Funny thing is we never ended up moving any troops on the table; as originally planned we were going to step through the battle, but instead just left it set up to show the bombardment that opened the assault and the Canadians leaving their lines and tunnels.

It was a really special experience for me to help out, with some very moving moments as we met people who's great and great-great grandfathers fought there, in some cases were wounded or killed there.  We met two people, rather elderly, who's father's had fought, and one person who's uncle was killed there.  We also met one gentleman who's grandfather had fought there, in the German artillery.  In most cases we were able to find where on the battlefield they had been and show the path of their ancestor's unit.  One of my great-grandfathers was there, and I was able to do that for myself thanks to Shawn's notes.

What I found most interesting is how many people came prepared to talk about their family's involvement at Vimy with their military records on their phones, tablets, or hardcopy.  I saw several who stayed at the table for an hour or more, many came back later to see it again after being to the museum displays, from what I heard they really appreciated being able to see the entire layout and being able to pull back for a larger view after the more focused perspectives inside the museum.

I feel a bit bad for Shawn and Robert, as they would often get swarmed as the visitors realized how much knowledge they had, and they had trouble getting breaks in over the course of the days.

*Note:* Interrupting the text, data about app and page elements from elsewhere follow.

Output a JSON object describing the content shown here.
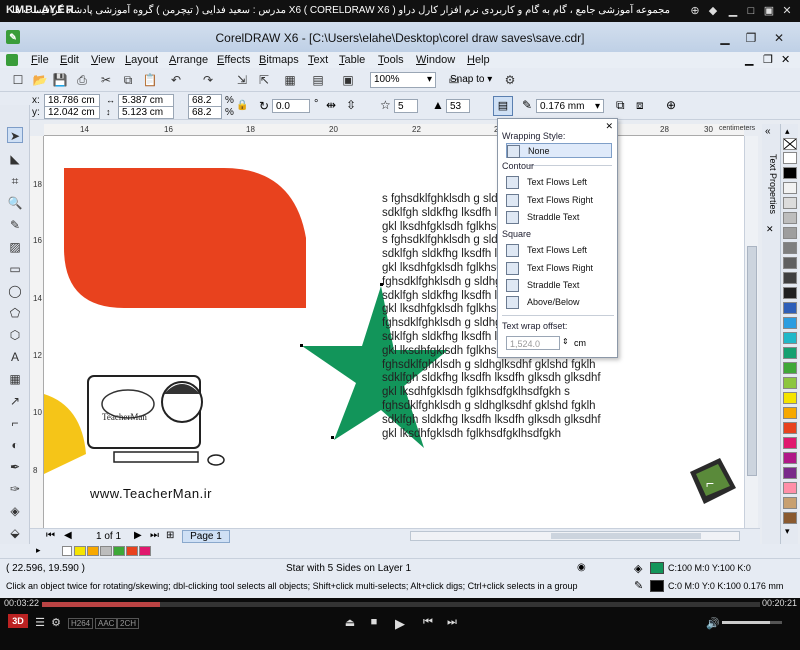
{
  "player": {
    "logo": "KMPLAYER",
    "title": "مجموعه آموزشی جامع ، گام به گام و کاربردی نرم افزار کارل دراو X6 ( CORELDRAW X6 ) مدرس : سعید فدایی ( تیچرمن ) گروه آموزشی پادشاه گرافیست ها",
    "time_elapsed": "00:03:22",
    "time_total": "00:20:21",
    "progress": 0.165,
    "codec_badges": [
      "H264",
      "AAC",
      "2CH"
    ]
  },
  "window": {
    "title": "CorelDRAW X6 - [C:\\Users\\elahe\\Desktop\\corel draw saves\\save.cdr]"
  },
  "menu": [
    "File",
    "Edit",
    "View",
    "Layout",
    "Arrange",
    "Effects",
    "Bitmaps",
    "Text",
    "Table",
    "Tools",
    "Window",
    "Help"
  ],
  "toolbar": {
    "zoom": "100%",
    "snap_to": "Snap to"
  },
  "property_bar": {
    "x": "18.786 cm",
    "y": "12.042 cm",
    "w": "5.387 cm",
    "h": "5.123 cm",
    "scale_w": "68.2",
    "scale_h": "68.2",
    "pct": "%",
    "angle": "0.0",
    "points": "5",
    "sharpness": "53",
    "outline_width": "0.176 mm"
  },
  "ruler": {
    "top_labels": [
      "14",
      "16",
      "18",
      "20",
      "22",
      "24",
      "26",
      "28",
      "30"
    ],
    "left_labels": [
      "18",
      "16",
      "14",
      "12",
      "10",
      "8"
    ],
    "unit": "centimeters"
  },
  "wrap_popup": {
    "wrapping_style": "Wrapping Style:",
    "none": "None",
    "contour_header": "Contour",
    "contour_left": "Text Flows Left",
    "contour_right": "Text Flows Right",
    "contour_straddle": "Straddle Text",
    "square_header": "Square",
    "square_left": "Text Flows Left",
    "square_right": "Text Flows Right",
    "square_straddle": "Straddle Text",
    "above_below": "Above/Below",
    "offset_label": "Text wrap offset:",
    "offset_value": "1,524.0",
    "offset_unit": "cm"
  },
  "docker": {
    "tab_label": "Text Properties"
  },
  "canvas_text": [
    "s fghsdklfghklsdh g sldhglksdhf gklshd fgklh",
    "sdklfgh sldkfhg lksdfh lksdfh glksdh glksdhf",
    "gkl lksdhfgklsdh fglkhsdfgklhsdfgkh s",
    "s fghsdklfghklsdh g sldhglksdhf gklshd fgklh",
    "sdklfgh sldkfhg lksdfh lksdfh glksdh glksdhf",
    "gkl lksdhfgklsdh fglkhsdfgklhsdfgkh s",
    "fghsdklfghklsdh g sldhglksdhf gklshd fgklh",
    "sdklfgh sldkfhg lksdfh lksdfh glksdh glksdhf",
    "gkl lksdhfgklsdh fglkhsdfgklhsdfgkh s",
    "fghsdklfghklsdh g sldhglksdhf gklshd fgklh",
    "sdklfgh sldkfhg lksdfh lksdfh glksdh glksdhf",
    "gkl lksdhfgklsdh fglkhsdfgklhsdfgkh s",
    "fghsdklfghklsdh g sldhglksdhf gklshd fgklh",
    "sdklfgh sldkfhg lksdfh lksdfh glksdh glksdhf",
    "gkl lksdhfgklsdh fglkhsdfgklhsdfgkh s",
    "fghsdklfghklsdh g sldhglksdhf gklshd fgklh",
    "sdklfgh sldkfhg lksdfh lksdfh glksdh glksdhf",
    "gkl lksdhfgklsdh fglkhsdfgklhsdfgkh"
  ],
  "watermark": {
    "brand": "TeacherMan",
    "url": "www.TeacherMan.ir"
  },
  "page_nav": {
    "counter": "1 of 1",
    "page_tab": "Page 1"
  },
  "status": {
    "coords": "( 22.596, 19.590 )",
    "object_info": "Star with 5 Sides on Layer 1",
    "hint": "Click an object twice for rotating/skewing; dbl-clicking tool selects all objects; Shift+click multi-selects; Alt+click digs; Ctrl+click selects in a group",
    "fill_info": "C:100 M:0 Y:100 K:0",
    "outline_info": "C:0 M:0 Y:0 K:100  0.176 mm"
  },
  "colors": {
    "red_shape": "#e8421e",
    "star": "#12955a",
    "yellow": "#f5c518"
  },
  "palette": [
    "#ffffff",
    "#000000",
    "#f2f2f2",
    "#dcdcdc",
    "#bdbdbd",
    "#9e9e9e",
    "#7f7f7f",
    "#606060",
    "#404040",
    "#202020",
    "#2e5fb8",
    "#2a9de0",
    "#20b8c8",
    "#15a070",
    "#3ea838",
    "#8cc63f",
    "#f5e400",
    "#f7a800",
    "#e8421e",
    "#e0186e",
    "#b01888",
    "#7a2a8a",
    "#ff8fa8",
    "#c8a070",
    "#8a5a30"
  ],
  "color_bar": [
    "#f5e400",
    "#f7a800",
    "#bdbdbd",
    "#3ea838",
    "#e8421e",
    "#e0186e"
  ]
}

I, on the other hand, had the luxury of being able to answer what I could and then pointing to one of them and saying "and there's the real expert if you want to know more."

Perhaps the most sobering conversation I had over the weekend was with a middle-aged man who'd grown up in Vietnam during that war, with his father and older brothers serving and his village being on the front lines (such as they were) often.  He said he always brought his Vietnamese-Canadian children to events like this to remind them war is terrible and many had made sacrifices on their behalf for their freedom and opportunities.

Some photos from the weekend, mainly of the great table Shawn and Robert put together (6mm figures):

Side view of the table layout, Canadian attack coming out of the left-most trench line (each "trench line" really represents about 200 yards of interwoven defensive terrain, not just a single trench).

Close up of some of the Canadian forces, each stand is a company of 200 men (in theory).

The German gun line, under bombardment.

Place names on the table, to help people identify landmarks.

The "clean" table, before we started placing troops on it Saturday morning.

Another side view of the action.

The "light" crowd.

The "heavy" crowd.

I also got to meet some Ottawa-area gamers who were also out helping for the weekend, which was great as I'd been planning to come to Cangames this year, and as you'll see in a couple of blog posts, I made it!